"It has been a good season, but perhaps it's a sign of how things are changing that I feel we should be third, not fourth, in the championship, because we have lost two matches that we should have won and there is a real buzz about the club," said Busby, whose charges were denied the opportunity to grapple with Hawick, due to the cold snap with struck Scotland at the weekend. "This is a tough event, and there isn't that much between many of the clubs: [leaders] Watsonians are, by far, the best in the league, while Glasgow Hawks and Hawick are very similar and evenly-matched. But I don't think any of them are unbeatable and we have produced some good performances and decent results and there is a genuine sense that something exciting is happening at this place."
The next month's action could define the extent of that progress with Hillhead-Jordanhill scheduled to tackle Premiership frontrunners, Ayr, on Saturday, as the prelude to travelling to Ardrossan Academicals, before confronting Selkirk, GHA and Watsonians, the latter once the festive period has concluded. It is a gruelling itinerary – and Busby has doubts as to whether some of these tussles will even happen, given the vagaries of the climate – yet, in the longer term, his aspirations are clear. The new Hughenden will boast some first-class amenities and the coach wants a team to match their environs.
"I am glad we have the chance to meet Ayr again, because we gave a good account of ourselves down there [at Millbrae] last month and we were leading [8-7] going into the last 15 minutes [before eventually succumbing 19-8], so it showed what we can do against opponents of their pedigree," said Busby, who has been bolstered by the recruitment of former Ayr stars, including Ryan Holland and AJ MacFarlane.
"The best way to improve is to keep setting yourself new goals and, although I do not expect [Ayr coaches] Kenny [Murray] and Peter [Laverie] to show us any disrespect at the weekend, we will be aiming to put them under as much pressure as possible. We have had problems in recent times. But things are definitely going in the right direction."

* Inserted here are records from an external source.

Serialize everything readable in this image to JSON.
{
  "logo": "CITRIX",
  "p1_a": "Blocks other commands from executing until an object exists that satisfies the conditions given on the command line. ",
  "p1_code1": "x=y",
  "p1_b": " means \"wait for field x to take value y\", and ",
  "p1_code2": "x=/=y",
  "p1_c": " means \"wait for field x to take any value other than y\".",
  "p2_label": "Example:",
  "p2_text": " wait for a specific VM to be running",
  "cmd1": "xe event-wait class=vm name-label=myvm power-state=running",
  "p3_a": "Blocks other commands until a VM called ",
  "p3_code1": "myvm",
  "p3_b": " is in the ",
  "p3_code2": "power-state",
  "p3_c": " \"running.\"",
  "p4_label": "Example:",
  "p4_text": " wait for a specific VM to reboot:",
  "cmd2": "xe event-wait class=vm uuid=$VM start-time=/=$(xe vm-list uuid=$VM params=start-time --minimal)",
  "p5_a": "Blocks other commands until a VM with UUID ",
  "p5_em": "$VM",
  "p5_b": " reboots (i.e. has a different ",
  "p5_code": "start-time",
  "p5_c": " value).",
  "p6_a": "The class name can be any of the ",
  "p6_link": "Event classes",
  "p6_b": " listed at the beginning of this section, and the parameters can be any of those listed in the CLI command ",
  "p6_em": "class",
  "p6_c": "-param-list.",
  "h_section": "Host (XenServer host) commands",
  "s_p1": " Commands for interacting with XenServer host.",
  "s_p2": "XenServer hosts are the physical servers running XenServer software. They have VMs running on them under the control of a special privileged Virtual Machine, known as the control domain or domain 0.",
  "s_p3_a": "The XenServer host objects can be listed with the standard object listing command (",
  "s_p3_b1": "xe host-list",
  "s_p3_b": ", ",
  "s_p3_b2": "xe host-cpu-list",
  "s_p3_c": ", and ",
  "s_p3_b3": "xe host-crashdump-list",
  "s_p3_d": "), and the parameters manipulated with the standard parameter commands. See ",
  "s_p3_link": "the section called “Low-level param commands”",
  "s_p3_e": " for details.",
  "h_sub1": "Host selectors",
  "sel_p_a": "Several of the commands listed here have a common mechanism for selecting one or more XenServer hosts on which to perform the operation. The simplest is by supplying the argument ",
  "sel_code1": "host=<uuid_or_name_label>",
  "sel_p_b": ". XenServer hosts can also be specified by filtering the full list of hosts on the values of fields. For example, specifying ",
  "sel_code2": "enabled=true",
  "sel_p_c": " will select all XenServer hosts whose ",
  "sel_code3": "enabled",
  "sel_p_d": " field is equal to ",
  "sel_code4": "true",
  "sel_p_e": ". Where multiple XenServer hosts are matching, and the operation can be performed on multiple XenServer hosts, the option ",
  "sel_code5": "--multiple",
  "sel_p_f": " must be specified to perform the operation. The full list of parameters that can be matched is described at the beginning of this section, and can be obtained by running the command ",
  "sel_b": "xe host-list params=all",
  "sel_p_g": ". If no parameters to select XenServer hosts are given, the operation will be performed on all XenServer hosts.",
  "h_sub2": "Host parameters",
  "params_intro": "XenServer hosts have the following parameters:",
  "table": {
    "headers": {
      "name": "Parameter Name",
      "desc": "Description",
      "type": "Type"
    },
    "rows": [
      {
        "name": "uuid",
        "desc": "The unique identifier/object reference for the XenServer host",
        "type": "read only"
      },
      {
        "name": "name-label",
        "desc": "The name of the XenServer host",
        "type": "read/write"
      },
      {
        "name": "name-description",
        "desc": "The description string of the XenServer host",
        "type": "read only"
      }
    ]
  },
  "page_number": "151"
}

Some of his campaigners can scarcely be described as Busby's Babes. But, with Hills climbing upwards and Reardon's personnel seeking their eighth consecutive victory against Cartha QP, life is growing sweeter around Hughenden again.